Sunday, June 15, 2008

A million minds getting together can be confusing but might end up being really cool

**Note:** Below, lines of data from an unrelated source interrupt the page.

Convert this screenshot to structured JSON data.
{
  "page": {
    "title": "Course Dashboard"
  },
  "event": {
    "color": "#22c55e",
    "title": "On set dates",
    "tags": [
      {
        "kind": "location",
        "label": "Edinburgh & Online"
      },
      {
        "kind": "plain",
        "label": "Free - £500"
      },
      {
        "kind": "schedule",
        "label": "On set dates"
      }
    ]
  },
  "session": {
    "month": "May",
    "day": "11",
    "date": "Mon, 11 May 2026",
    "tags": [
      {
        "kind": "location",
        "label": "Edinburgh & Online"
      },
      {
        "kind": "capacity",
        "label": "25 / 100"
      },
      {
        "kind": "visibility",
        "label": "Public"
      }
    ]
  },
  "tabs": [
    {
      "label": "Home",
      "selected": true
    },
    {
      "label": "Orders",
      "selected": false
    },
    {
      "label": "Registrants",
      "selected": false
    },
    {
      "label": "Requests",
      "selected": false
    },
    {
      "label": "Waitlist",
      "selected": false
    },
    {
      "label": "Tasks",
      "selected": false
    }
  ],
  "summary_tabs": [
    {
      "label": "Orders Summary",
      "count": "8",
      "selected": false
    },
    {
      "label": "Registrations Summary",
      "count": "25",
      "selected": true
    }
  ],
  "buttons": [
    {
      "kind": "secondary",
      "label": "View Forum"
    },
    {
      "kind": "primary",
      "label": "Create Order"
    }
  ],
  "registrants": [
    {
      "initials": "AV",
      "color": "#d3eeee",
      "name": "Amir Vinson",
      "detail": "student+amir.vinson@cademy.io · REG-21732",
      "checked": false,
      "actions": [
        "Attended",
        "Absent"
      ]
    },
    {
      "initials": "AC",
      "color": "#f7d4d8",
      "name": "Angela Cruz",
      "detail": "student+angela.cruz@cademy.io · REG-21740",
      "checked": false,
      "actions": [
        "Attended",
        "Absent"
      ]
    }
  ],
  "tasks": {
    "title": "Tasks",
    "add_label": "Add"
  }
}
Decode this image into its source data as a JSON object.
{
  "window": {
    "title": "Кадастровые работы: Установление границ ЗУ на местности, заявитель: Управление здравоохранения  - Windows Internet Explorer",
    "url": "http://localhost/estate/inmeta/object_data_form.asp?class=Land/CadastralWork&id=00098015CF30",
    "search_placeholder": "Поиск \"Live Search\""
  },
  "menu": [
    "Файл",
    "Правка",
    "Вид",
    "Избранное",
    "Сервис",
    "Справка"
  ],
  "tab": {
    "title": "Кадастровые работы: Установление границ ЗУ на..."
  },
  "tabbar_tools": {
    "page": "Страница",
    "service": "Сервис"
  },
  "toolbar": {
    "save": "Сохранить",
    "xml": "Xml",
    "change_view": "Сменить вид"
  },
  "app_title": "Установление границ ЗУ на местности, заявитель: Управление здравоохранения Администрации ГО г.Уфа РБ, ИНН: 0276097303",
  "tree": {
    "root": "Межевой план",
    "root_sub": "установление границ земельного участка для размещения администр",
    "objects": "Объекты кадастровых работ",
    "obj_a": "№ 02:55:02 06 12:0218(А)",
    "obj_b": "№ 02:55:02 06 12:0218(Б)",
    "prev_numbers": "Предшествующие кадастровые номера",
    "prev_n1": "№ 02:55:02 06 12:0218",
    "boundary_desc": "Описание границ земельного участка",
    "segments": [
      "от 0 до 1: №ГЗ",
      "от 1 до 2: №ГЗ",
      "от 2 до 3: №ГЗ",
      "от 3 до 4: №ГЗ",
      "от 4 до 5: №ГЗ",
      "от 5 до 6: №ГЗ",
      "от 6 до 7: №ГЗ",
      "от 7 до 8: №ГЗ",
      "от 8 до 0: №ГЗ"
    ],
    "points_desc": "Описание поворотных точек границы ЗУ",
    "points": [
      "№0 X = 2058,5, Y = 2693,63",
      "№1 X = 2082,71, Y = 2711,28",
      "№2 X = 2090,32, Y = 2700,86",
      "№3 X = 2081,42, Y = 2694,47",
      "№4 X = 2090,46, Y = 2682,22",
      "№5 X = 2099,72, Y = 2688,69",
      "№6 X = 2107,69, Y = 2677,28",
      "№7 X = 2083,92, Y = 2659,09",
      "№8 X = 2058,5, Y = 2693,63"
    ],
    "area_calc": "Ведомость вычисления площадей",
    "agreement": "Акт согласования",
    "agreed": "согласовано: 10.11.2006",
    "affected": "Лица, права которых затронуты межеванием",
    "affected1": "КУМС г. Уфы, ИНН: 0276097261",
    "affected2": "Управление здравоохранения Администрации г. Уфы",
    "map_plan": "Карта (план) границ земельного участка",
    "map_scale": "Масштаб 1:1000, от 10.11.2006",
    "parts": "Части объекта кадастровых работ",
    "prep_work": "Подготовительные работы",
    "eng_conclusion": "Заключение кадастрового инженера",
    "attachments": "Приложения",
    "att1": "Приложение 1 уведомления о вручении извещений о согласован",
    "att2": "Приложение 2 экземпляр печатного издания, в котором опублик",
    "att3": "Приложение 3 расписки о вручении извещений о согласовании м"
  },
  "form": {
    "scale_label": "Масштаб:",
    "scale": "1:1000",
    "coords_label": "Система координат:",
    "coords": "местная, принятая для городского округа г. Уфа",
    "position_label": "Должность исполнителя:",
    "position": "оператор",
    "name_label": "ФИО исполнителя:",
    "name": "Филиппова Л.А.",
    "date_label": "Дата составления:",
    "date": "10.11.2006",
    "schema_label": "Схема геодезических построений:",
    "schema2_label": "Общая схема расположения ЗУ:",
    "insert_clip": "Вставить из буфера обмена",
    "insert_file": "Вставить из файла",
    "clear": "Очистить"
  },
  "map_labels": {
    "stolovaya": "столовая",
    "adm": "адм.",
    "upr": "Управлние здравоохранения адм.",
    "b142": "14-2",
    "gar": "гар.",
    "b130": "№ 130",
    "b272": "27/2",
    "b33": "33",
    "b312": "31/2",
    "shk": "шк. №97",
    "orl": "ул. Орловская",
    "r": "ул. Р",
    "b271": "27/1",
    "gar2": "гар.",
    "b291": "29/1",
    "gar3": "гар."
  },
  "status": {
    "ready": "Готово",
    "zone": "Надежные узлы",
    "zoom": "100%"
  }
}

Their is a possibly interesting paper in Genome Biology by Barend Mons et al: Calling on a million minds for community annotation in WikiProteins. I say possibly because the paper itself is quite confusing to me but the overall goal seems to be a cool concept. This group has created and is encouraging the use of "WikiProteins" a community annotation system for "community knowledge." Sounds a bit fuzzy? Well, reading the paper does not completely help. For example here is the abstract
WikiProteins enables community annotation in a Wiki-based system. Extracts of major data sources have been fused into an editable environment that links out to the original sources. Data from community edits create automatic copies of the original data. Semantic technology captures concepts co-occurring in one sentence and thus potential factual statements. In addition, indirect associations between concepts have been calculated. We call on a 'million minds' to annotate a 'million concepts' and to collect facts from the literature with the reward of collaborative knowledge discovery. The system is available for beta testing at http://www.wikiprofessional.org webcite.
I got really lost reading this I confess. But I moved on since the overall concept seemed quite intriguing, even if I did not get it completely. But it did not get much clearer further on. For example consider their description of a "knowlet"

The future outlook to integrate data mining (for instance gene co-expression data) with literature mining, as formulated in the review by Jensen et al. [2], is at the core of what we aim for at the text mining/data mining interface. To support the capturing of qualitative as well as quantitative data of different natures into a light, flexible, and dynamic ontology format, we have developed a software component called Knowlets™. The Knowlets combine multiple attributes and values for relationships between concepts.

Scientific publications contain many re-iterations of factual statements. The Knowlet records relationships between two concepts only once. The attributes and values of the relationships change based on multiple instances of factual statements (the F parameter), increasing co-occurrence (the C parameter) or associations (The A parameter). This approach results in a minimal growth of the 'concept space' as compared to the text space (Figure 1).

OK ... I got lost every time I tried to read this in detail. I do think they could benefit greatly by translating their paper from the language used by people who work on text mining to a broader presentation.

But reading between the lines here, this is a new, apparently open access system to try and get community annotation for "Concepts" and for relationships among concepts in biological sciences. Those concepts could include a wide range of things, including genes, genomes, proteins, as well as more standard concepts like functions. Whatever this system is, it seems worth checking out.

I leave you with their ending:

Once widely used and augmented, this resource could become an open, yet quality assured and comprehensive, environment for collaborative reference and knowledge discovery.

Now that I can say I understand and it sounds good to me. If anyone out there has any more insight into this, please give your input.

2 comments:

  1. Thanks. I missed Euan's post. Looks like they had some disagreements though it is not clear what the resolution is. My problem was more with the writing itself ... it seemed to be geared too much to the insiders and not to the people they should be recruiting to contribute.

    ReplyDelete